### What you should do
Would you print out every entry exactly as given?

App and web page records
================

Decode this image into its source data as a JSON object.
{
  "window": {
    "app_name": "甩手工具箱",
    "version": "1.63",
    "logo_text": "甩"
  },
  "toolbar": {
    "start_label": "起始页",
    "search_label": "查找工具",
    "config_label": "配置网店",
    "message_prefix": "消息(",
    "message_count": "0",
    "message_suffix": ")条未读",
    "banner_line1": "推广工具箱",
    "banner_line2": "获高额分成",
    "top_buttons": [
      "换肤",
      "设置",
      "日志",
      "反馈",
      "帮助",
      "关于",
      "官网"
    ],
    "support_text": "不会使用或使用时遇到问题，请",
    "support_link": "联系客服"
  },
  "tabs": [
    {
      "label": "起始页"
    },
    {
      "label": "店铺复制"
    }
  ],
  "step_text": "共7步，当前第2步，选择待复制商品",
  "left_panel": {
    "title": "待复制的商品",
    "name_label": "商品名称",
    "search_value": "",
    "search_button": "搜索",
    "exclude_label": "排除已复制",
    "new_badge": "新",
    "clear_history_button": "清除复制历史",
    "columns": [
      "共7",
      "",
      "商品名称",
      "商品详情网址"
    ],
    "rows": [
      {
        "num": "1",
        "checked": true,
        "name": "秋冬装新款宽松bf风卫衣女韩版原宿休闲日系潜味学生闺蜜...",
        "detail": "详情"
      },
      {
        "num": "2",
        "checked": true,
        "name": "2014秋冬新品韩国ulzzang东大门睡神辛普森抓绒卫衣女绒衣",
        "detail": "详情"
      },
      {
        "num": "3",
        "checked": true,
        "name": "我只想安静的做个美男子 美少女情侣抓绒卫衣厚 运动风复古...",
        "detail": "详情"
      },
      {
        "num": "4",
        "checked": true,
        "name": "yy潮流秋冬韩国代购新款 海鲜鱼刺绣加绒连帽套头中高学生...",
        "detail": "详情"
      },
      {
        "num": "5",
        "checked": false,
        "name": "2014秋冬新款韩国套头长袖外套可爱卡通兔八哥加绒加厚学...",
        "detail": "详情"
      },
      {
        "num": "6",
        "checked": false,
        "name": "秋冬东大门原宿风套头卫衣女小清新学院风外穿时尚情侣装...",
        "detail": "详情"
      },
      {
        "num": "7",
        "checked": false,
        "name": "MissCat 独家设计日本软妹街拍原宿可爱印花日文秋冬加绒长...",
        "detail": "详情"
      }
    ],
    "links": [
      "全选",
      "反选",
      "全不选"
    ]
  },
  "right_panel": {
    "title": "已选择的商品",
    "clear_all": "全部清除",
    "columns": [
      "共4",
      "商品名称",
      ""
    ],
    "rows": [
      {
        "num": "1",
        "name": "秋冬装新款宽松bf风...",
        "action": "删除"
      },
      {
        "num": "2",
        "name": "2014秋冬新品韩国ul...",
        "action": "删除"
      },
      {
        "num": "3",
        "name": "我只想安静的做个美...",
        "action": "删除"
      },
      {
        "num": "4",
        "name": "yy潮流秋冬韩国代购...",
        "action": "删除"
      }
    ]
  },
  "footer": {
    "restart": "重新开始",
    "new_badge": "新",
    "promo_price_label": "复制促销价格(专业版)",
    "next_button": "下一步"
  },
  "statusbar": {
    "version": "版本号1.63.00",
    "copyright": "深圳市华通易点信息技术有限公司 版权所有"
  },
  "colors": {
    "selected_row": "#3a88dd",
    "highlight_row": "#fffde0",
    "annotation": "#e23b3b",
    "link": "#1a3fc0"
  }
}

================

### Solution
Decode this image into its source data as a JSON object.
{
  "window": {
    "app_name": "甩手工具箱",
    "version": "1.63",
    "logo_text": "甩"
  },
  "toolbar": {
    "start_label": "起始页",
    "search_label": "查找工具",
    "config_label": "配置网店",
    "message_prefix": "消息(",
    "message_count": "0",
    "message_suffix": ")条未读",
    "banner_line1": "推广工具箱",
    "banner_line2": "获高额分成",
    "top_buttons": [
      "换肤",
      "设置",
      "日志",
      "反馈",
      "帮助",
      "关于",
      "官网"
    ],
    "support_text": "不会使用或使用时遇到问题，请",
    "support_link": "联系客服"
  },
  "tabs": [
    {
      "label": "起始页"
    },
    {
      "label": "店铺复制"
    }
  ],
  "step_text": "共7步，当前第2步，选择待复制商品",
  "left_panel": {
    "title": "待复制的商品",
    "name_label": "商品名称",
    "search_value": "",
    "search_button": "搜索",
    "exclude_label": "排除已复制",
    "new_badge": "新",
    "clear_history_button": "清除复制历史",
    "columns": [
      "共7",
      "",
      "商品名称",
      "商品详情网址"
    ],
    "rows": [
      {
        "num": "1",
        "checked": true,
        "name": "秋冬装新款宽松bf风卫衣女韩版原宿休闲日系潜味学生闺蜜...",
        "detail": "详情"
      },
      {
        "num": "2",
        "checked": true,
        "name": "2014秋冬新品韩国ulzzang东大门睡神辛普森抓绒卫衣女绒衣",
        "detail": "详情"
      },
      {
        "num": "3",
        "checked": true,
        "name": "我只想安静的做个美男子 美少女情侣抓绒卫衣厚 运动风复古...",
        "detail": "详情"
      },
      {
        "num": "4",
        "checked": true,
        "name": "yy潮流秋冬韩国代购新款 海鲜鱼刺绣加绒连帽套头中高学生...",
        "detail": "详情"
      },
      {
        "num": "5",
        "checked": false,
        "name": "2014秋冬新款韩国套头长袖外套可爱卡通兔八哥加绒加厚学...",
        "detail": "详情"
      },
      {
        "num": "6",
        "checked": false,
        "name": "秋冬东大门原宿风套头卫衣女小清新学院风外穿时尚情侣装...",
        "detail": "详情"
      },
      {
        "num": "7",
        "checked": false,
        "name": "MissCat 独家设计日本软妹街拍原宿可爱印花日文秋冬加绒长...",
        "detail": "详情"
      }
    ],
    "links": [
      "全选",
      "反选",
      "全不选"
    ]
  },
  "right_panel": {
    "title": "已选择的商品",
    "clear_all": "全部清除",
    "columns": [
      "共4",
      "商品名称",
      ""
    ],
    "rows": [
      {
        "num": "1",
        "name": "秋冬装新款宽松bf风...",
        "action": "删除"
      },
      {
        "num": "2",
        "name": "2014秋冬新品韩国ul...",
        "action": "删除"
      },
      {
        "num": "3",
        "name": "我只想安静的做个美...",
        "action": "删除"
      },
      {
        "num": "4",
        "name": "yy潮流秋冬韩国代购...",
        "action": "删除"
      }
    ]
  },
  "footer": {
    "restart": "重新开始",
    "new_badge": "新",
    "promo_price_label": "复制促销价格(专业版)",
    "next_button": "下一步"
  },
  "statusbar": {
    "version": "版本号1.63.00",
    "copyright": "深圳市华通易点信息技术有限公司 版权所有"
  },
  "colors": {
    "selected_row": "#3a88dd",
    "highlight_row": "#fffde0",
    "annotation": "#e23b3b",
    "link": "#1a3fc0"
  }
}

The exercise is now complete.